What else is great about the book it the writing style. I am guessing it will be a hit or miss with the readers. Saba lives in a world where almost all traces of civilization are gone. She can't read or write, so her narrating style consists of abrupt, grammatically-incorrect sentences. Somehow it adds character to Saba's voice and urgency to the story itself. The pacing of this novel is fast and it is never boring.
On the other hand, I agree with other reviewers who think the first part of the novel is stronger than the second. Very true. The first half is intense and suspenseful, colored by Saba's single desire to save her brother. The second half is still well-paced, but is diluted by rather predictable plot twists and formulaic romantic back and forth. Although I won't be complaining about romance for too long. I would have been upset if there was none and the main male squeeze is a cool, likable dude. Sufficiently hot make-out sessions were greatly appreciated as well.
All in all, I am left with a feeling that the beginning of the novel indicated that the book would be something more ambitious, something more important and meaningful. What it is is a well-written, fast paced adventure-type commercial teen fiction which is not such a bad thing IMO.
Blood Red Road might not be my favorite book in the dystopian/post-apocalyptic genre, but it is definitely one of the better ones.
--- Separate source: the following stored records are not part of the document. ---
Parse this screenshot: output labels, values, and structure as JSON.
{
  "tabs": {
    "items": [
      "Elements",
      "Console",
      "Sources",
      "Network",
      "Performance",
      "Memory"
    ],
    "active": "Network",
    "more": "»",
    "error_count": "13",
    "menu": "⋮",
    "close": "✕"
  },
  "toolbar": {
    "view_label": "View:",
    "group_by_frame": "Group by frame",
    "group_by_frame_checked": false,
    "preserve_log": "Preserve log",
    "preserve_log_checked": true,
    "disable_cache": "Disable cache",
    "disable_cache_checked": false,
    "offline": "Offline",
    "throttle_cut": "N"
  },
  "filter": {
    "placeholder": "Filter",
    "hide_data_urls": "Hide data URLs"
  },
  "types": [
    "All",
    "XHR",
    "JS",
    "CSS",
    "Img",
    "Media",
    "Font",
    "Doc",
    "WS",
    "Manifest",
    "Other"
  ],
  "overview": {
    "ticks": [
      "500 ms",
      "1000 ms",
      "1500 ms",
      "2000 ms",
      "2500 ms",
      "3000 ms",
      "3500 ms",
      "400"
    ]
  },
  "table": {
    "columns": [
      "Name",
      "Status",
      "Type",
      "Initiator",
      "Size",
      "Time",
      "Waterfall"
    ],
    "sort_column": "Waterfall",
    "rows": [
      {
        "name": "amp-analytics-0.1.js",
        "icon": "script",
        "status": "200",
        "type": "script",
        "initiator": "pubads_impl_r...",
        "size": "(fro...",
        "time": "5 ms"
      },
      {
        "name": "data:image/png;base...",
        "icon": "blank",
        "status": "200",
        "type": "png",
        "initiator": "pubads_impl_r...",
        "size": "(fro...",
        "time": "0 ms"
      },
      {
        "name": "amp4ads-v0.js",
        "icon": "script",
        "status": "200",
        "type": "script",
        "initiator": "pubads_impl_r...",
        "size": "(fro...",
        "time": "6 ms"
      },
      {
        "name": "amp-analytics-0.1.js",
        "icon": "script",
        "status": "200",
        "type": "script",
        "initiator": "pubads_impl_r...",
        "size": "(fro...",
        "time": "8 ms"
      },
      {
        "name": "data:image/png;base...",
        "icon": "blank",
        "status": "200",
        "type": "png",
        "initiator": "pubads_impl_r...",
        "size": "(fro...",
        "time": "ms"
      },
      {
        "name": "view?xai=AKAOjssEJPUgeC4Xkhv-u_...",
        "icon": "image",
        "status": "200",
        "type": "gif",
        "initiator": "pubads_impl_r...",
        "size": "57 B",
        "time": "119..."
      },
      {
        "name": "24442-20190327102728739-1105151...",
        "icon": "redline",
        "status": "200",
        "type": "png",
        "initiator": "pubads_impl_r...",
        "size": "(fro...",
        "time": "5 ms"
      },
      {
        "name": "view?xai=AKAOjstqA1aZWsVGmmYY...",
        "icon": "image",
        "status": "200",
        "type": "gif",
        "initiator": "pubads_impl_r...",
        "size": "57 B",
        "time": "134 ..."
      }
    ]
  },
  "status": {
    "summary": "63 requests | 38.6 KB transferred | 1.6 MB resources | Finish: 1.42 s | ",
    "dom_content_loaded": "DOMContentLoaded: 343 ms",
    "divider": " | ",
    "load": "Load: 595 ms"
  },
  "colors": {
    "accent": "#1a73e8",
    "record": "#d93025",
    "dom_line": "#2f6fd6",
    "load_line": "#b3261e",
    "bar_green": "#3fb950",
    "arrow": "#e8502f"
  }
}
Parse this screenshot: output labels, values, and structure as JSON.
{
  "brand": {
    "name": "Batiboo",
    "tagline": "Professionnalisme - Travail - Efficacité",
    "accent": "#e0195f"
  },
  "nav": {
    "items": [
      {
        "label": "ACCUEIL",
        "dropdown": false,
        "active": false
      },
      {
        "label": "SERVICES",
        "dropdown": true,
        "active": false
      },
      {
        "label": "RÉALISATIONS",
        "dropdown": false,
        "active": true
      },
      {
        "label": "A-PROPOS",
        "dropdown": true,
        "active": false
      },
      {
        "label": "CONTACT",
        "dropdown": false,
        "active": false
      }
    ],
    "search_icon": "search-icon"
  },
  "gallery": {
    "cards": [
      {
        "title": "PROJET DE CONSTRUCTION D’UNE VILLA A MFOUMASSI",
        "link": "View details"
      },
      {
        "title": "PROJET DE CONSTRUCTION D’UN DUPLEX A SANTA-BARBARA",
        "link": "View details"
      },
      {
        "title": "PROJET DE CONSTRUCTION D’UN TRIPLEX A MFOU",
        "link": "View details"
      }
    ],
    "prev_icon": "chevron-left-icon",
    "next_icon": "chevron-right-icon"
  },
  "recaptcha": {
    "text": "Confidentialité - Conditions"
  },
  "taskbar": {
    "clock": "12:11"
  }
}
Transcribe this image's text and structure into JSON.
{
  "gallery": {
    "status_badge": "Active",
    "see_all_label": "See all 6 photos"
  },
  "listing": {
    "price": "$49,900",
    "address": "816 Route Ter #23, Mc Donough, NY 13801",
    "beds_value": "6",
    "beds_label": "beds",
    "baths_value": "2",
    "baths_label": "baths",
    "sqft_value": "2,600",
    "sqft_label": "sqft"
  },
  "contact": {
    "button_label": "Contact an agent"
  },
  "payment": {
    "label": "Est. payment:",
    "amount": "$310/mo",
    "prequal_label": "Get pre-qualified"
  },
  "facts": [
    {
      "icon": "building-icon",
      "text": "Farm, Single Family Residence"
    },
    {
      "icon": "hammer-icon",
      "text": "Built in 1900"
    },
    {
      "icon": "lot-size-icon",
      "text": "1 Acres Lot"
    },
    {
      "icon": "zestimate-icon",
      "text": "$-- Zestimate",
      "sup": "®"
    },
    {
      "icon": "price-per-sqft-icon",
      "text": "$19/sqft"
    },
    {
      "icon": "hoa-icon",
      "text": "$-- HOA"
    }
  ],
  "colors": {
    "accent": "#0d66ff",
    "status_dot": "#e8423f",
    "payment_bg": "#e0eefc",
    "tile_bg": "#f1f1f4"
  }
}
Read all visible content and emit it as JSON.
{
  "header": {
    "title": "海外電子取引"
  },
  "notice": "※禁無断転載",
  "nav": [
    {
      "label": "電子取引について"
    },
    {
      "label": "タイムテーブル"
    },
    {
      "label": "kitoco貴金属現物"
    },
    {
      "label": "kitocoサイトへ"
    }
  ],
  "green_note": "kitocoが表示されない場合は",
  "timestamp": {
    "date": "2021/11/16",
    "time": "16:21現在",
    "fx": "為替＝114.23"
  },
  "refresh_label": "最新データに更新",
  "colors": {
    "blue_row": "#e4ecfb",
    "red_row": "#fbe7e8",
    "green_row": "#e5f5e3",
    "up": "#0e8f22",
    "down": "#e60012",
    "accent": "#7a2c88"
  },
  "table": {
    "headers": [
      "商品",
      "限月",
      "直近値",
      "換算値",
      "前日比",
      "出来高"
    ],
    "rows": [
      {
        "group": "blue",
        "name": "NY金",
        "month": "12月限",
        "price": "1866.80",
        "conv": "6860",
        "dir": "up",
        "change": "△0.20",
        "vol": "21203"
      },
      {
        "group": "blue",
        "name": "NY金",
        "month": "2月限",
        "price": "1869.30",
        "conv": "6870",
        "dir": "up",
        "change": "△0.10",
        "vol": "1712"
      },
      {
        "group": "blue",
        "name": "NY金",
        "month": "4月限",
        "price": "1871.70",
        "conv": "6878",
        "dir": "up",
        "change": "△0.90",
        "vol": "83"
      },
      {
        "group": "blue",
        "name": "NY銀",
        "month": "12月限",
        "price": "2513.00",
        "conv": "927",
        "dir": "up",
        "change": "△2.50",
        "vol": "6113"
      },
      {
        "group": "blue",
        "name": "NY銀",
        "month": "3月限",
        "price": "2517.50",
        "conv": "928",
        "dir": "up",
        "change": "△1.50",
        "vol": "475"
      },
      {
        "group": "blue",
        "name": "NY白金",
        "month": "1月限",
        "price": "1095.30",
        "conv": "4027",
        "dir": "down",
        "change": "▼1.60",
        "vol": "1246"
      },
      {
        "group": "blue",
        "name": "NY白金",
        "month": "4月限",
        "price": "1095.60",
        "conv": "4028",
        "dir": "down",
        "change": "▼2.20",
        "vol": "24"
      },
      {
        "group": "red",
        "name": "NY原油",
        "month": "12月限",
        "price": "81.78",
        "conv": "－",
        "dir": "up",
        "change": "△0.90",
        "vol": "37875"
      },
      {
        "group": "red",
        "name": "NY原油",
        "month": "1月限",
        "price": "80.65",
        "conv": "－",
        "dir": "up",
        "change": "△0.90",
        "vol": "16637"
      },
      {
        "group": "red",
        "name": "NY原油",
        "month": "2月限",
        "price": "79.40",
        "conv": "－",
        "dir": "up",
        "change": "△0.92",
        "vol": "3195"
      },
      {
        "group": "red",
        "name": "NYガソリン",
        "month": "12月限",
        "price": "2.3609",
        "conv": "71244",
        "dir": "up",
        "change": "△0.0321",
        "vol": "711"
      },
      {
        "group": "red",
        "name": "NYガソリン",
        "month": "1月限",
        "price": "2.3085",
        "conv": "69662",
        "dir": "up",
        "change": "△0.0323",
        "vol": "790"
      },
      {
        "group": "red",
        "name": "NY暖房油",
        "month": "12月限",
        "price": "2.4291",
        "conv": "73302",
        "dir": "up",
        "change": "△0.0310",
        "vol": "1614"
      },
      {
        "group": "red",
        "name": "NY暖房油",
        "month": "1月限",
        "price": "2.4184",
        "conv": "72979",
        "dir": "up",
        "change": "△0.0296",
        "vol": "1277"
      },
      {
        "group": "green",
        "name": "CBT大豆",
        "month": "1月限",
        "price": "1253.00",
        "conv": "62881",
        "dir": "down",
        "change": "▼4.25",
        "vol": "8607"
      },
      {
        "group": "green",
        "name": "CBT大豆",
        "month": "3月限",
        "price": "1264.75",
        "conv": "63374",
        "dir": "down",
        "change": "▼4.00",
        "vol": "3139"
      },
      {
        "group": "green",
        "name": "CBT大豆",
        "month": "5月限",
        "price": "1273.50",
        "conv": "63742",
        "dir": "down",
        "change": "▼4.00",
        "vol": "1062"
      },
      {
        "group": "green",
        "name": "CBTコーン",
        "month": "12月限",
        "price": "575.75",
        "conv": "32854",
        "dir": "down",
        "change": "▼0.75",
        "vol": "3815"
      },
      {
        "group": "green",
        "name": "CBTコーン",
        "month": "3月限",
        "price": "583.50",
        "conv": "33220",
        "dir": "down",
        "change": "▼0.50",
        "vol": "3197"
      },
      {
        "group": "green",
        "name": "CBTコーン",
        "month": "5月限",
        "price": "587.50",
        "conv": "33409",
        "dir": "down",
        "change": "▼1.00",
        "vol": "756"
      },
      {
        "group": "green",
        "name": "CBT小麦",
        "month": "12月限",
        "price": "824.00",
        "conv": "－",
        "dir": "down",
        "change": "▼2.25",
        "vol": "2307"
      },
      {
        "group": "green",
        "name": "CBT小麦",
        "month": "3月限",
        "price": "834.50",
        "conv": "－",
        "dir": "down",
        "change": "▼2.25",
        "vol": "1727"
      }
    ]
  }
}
I look forward to reading the next two books in this promising new trilogy.